“I was a daddy’s girl,” Baker says. “His stories stuck with me.”
Now general counsel at Roadmaster Group, an affiliated group of specialized transportation companies serving the high-security market, Baker leads an initiative to improve the company’s culture. As much as her father’s admiration for attorneys inspired her career choice, she also says she found inspiration in the fifteen years she lived in the Philippines before her family moved to New Jersey.
“Even though we had a nice life, there just weren’t the same opportunities you have here,” she says. “It gave me an appreciation for our justice system, for example, that’s easy for people to take for granted.”
In her current role as general counsel, Baker handles risk management, human resources and corporate governance for Roadmaster.
“Along with the executive team, Almira has led our company to phenomenal growth over the past eight years, increasing sales by over five times in that period,” notes Roadmaster CEO John C. Wilbur, Jr. “She has been instrumental in ensuring that the appropriate structure was in place to facilitate growth and views every decision we make from the perspective of how it will impact our staff and our culture.”
As the company grows, Baker continually works to shift the culture, making it more open and collaborative. “An HR strategy that works for a small company doesn’t necessarily work for a large company,” she notes. “When you have an empowered workforce that feels valued, you have less turnover and you’re able to deal with issues before they become bigger problems.”
The shift began in 2011, when Roadmaster officially formed as a means of merging several large transportation firms. “Before, people at the different companies didn’t necessarily feel they could raise their hand or ask questions,” Baker says. “When we combined the companies, we had to take into account the different culture that each company brought to the table. We spent a lot of time listening to people’s concerns and allowing them to buy into the decisions we were making for the company as a whole.”
Baker, a graduate of Wellesley College and Notre Dame Law School, believes even small shifts in culture can trickle down to every department within an organization. For instance, when the Roadmaster logo evolved to include “the right way,” she noticed a dramatic decrease in the number of complaints filed by former employees against the company.
Nevertheless, Roadmaster’s HR goals involve much grander plans than updating a logo. Just recently, the company instituted a bonus-incentive plan for all support-staff members that makes virtually all full-time employees eligible for a quarterly bonus, based on targets set by the company.
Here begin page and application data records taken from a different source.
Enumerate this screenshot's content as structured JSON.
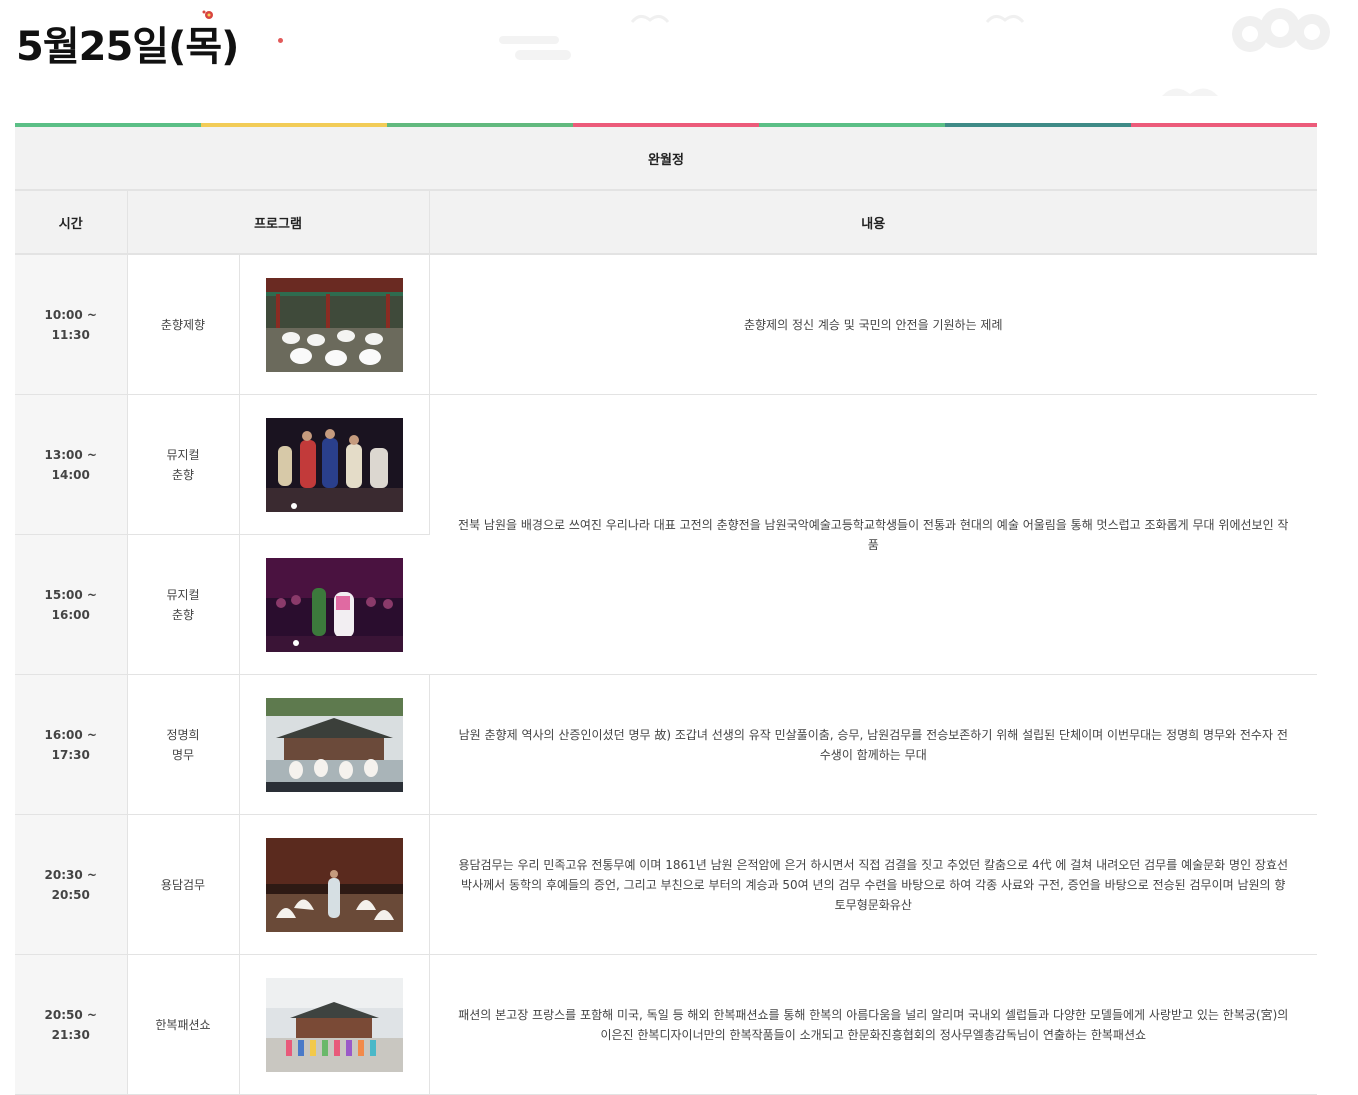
{
  "page": {
    "title": "5월25일(목)"
  },
  "stripe_colors": [
    "#5bbf86",
    "#f2cc57",
    "#62b97e",
    "#ec5b7a",
    "#5bbf86",
    "#3f8b87",
    "#ec5b7a"
  ],
  "schedule": {
    "venue": "완월정",
    "headers": {
      "time": "시간",
      "program": "프로그램",
      "content": "내용"
    },
    "rows": [
      {
        "time_start": "10:00 ~",
        "time_end": "11:30",
        "program_line1": "춘향제향",
        "program_line2": "",
        "photo": "ceremony-photo",
        "description": "춘향제의 정신 계승 및 국민의 안전을 기원하는 제례"
      },
      {
        "time_start": "13:00 ~",
        "time_end": "14:00",
        "program_line1": "뮤지컬",
        "program_line2": "춘향",
        "photo": "musical-photo",
        "description": "전북 남원을 배경으로 쓰여진 우리나라 대표 고전의 춘향전을 남원국악예술고등학교학생들이 전통과 현대의 예술 어울림을 통해 멋스럽고 조화롭게 무대 위에선보인 작품"
      },
      {
        "time_start": "15:00 ~",
        "time_end": "16:00",
        "program_line1": "뮤지컬",
        "program_line2": "춘향",
        "photo": "musical-photo",
        "description": ""
      },
      {
        "time_start": "16:00 ~",
        "time_end": "17:30",
        "program_line1": "정명희",
        "program_line2": "명무",
        "photo": "dance-photo",
        "description": "남원 춘향제 역사의 산증인이셨던 명무 故) 조갑녀 선생의 유작 민살풀이춤, 승무, 남원검무를 전승보존하기 위해 설립된 단체이며 이번무대는 정명희 명무와 전수자 전수생이 함께하는 무대"
      },
      {
        "time_start": "20:30 ~",
        "time_end": "20:50",
        "program_line1": "용담검무",
        "program_line2": "",
        "photo": "sword-dance-photo",
        "description": "용담검무는 우리 민족고유 전통무예 이며 1861년 남원 은적암에 은거 하시면서 직접 검결을 짓고 추었던 칼춤으로 4代 에 걸쳐 내려오던 검무를 예술문화 명인 장효선 박사께서 동학의 후예들의 증언, 그리고 부친으로 부터의 계승과 50여 년의 검무 수련을 바탕으로 하여 각종 사료와 구전, 증언을 바탕으로 전승된 검무이며 남원의 향토무형문화유산"
      },
      {
        "time_start": "20:50 ~",
        "time_end": "21:30",
        "program_line1": "한복패션쇼",
        "program_line2": "",
        "photo": "fashion-show-photo",
        "description": "패션의 본고장 프랑스를 포함해 미국, 독일 등 해외 한복패션쇼를 통해 한복의 아름다움을 널리 알리며 국내외 셀럽들과 다양한 모델들에게 사랑받고 있는 한복궁(宮)의 이은진 한복디자이너만의 한복작품들이 소개되고 한문화진흥협회의 정사무엘총감독님이 연출하는 한복패션쇼"
      }
    ]
  }
}
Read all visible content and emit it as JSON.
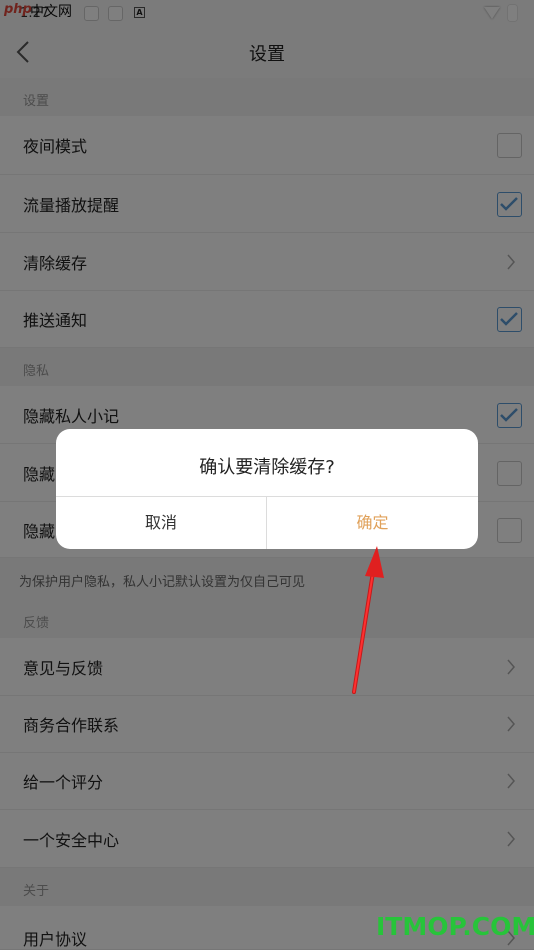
{
  "status": {
    "watermark_php": "php",
    "watermark_cn": "中文网",
    "time": "1:27"
  },
  "header": {
    "title": "设置"
  },
  "sections": {
    "settings": "设置",
    "privacy": "隐私",
    "feedback": "反馈",
    "about": "关于"
  },
  "rows": {
    "night_mode": {
      "label": "夜间模式",
      "checked": false
    },
    "data_alert": {
      "label": "流量播放提醒",
      "checked": true
    },
    "clear_cache": {
      "label": "清除缓存"
    },
    "push": {
      "label": "推送通知",
      "checked": true
    },
    "hide_notes": {
      "label": "隐藏私人小记",
      "checked": true
    },
    "hide_2": {
      "label": "隐藏",
      "checked": false
    },
    "hide_3": {
      "label": "隐藏",
      "checked": false
    },
    "feedback": {
      "label": "意见与反馈"
    },
    "business": {
      "label": "商务合作联系"
    },
    "rate": {
      "label": "给一个评分"
    },
    "security": {
      "label": "一个安全中心"
    },
    "agreement": {
      "label": "用户协议"
    }
  },
  "privacy_note": "为保护用户隐私，私人小记默认设置为仅自己可见",
  "dialog": {
    "message": "确认要清除缓存?",
    "cancel": "取消",
    "confirm": "确定"
  },
  "watermark_bottom": "ITMOP.COM",
  "colors": {
    "accent_check": "#5b9bd5",
    "confirm_text": "#e0a15a",
    "arrow": "#e02020"
  }
}
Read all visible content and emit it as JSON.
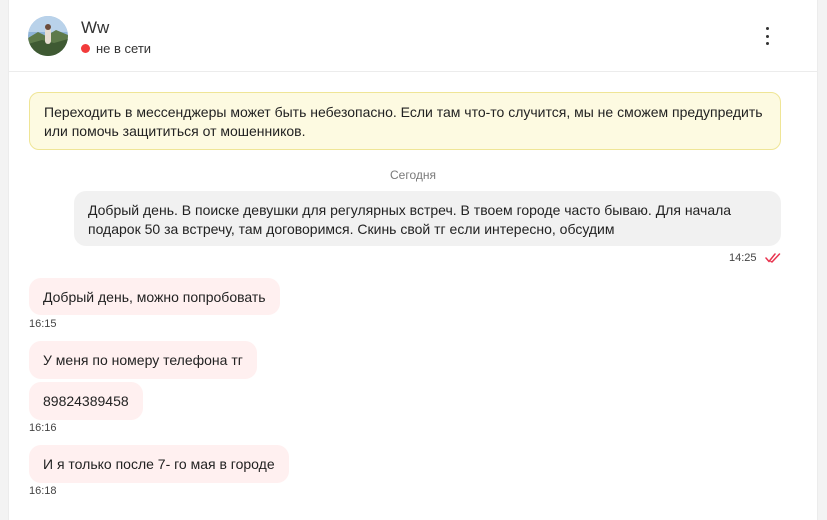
{
  "header": {
    "contact_name": "Ww",
    "status_text": "не в сети",
    "status_color": "#f23b3b"
  },
  "warning": {
    "text": "Переходить в мессенджеры может быть небезопасно. Если там что-то случится, мы не сможем предупредить или помочь защититься от мошенников."
  },
  "day_separator": "Сегодня",
  "outgoing": {
    "text": "Добрый день. В поиске девушки для регулярных встреч. В твоем городе часто бываю. Для начала подарок 50 за встречу, там договоримся. Скинь свой тг если интересно, обсудим",
    "time": "14:25",
    "read_icon": "double-check-icon"
  },
  "incoming": [
    {
      "text": "Добрый день, можно попробовать",
      "time": "16:15"
    },
    {
      "text": "У меня по номеру телефона тг",
      "time": ""
    },
    {
      "text": "89824389458",
      "time": "16:16"
    },
    {
      "text": "И я только после 7- го мая в городе",
      "time": "16:18"
    }
  ],
  "colors": {
    "incoming_bubble": "#fff0f0",
    "outgoing_bubble": "#f1f1f1",
    "warning_bg": "#fdfae1",
    "read_check": "#e8344f"
  }
}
This plan fosters an environment wherein all employees are moving in the same direction.
“We believe everyone is contributing to the company’s success, and this has been a huge boost for morale,” she says.
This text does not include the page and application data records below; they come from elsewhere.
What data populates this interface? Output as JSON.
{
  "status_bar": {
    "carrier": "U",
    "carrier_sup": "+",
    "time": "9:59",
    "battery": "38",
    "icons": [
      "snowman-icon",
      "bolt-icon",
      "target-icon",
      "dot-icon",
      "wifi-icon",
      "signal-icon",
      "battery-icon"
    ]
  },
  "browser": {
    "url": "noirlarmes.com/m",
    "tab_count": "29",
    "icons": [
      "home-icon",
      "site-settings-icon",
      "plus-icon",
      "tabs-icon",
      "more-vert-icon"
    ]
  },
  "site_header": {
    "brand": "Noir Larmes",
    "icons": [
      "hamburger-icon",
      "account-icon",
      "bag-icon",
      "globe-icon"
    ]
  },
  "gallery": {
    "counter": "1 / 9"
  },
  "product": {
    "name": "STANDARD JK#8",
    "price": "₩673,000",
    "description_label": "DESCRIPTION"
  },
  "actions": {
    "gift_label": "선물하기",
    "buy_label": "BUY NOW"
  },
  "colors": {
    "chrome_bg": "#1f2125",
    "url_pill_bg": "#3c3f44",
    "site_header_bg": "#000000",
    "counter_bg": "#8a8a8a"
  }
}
With Baker’s guidance, in 2012, Roadmaster also updated the payment model for the company’s drivers to a guaranteed salary. “Most of the industry pays drivers by the mile, which we didn’t feel aligns with our culture of safety,” Baker explains, noting that Roadmaster’s drivers are 36 percent female, compared to recent reports that the industry average for female drivers is below 7 percent. “We want drivers to feel we value their work. Since we changed the payment structure, many drivers have been able to buy homes because they have a steady, reliable income.”
Baker and her HR team will unveil new compliance software in spring 2019 that includes classes for professional development. “Some managers feel they currently don’t get much support on how to communicate with employees or how to steer employees toward reaching their potential,” Baker says. “This software will hopefully allow us to provide additional support.”
One of her many goals is also to normalize discomfort in the workplace, for she believes this is necessary for growth. “As a manager, you need to understand that giving feedback is a vulnerable situation for both the person receiving the feedback and the person giving it,” Baker says. “As in-house counsel, I’ve entrenched myself in the business. I never want to be a barrier, so I always take time to understand what my colleagues are trying to accomplish and provide advice on how they can reach their goals within legal parameters.”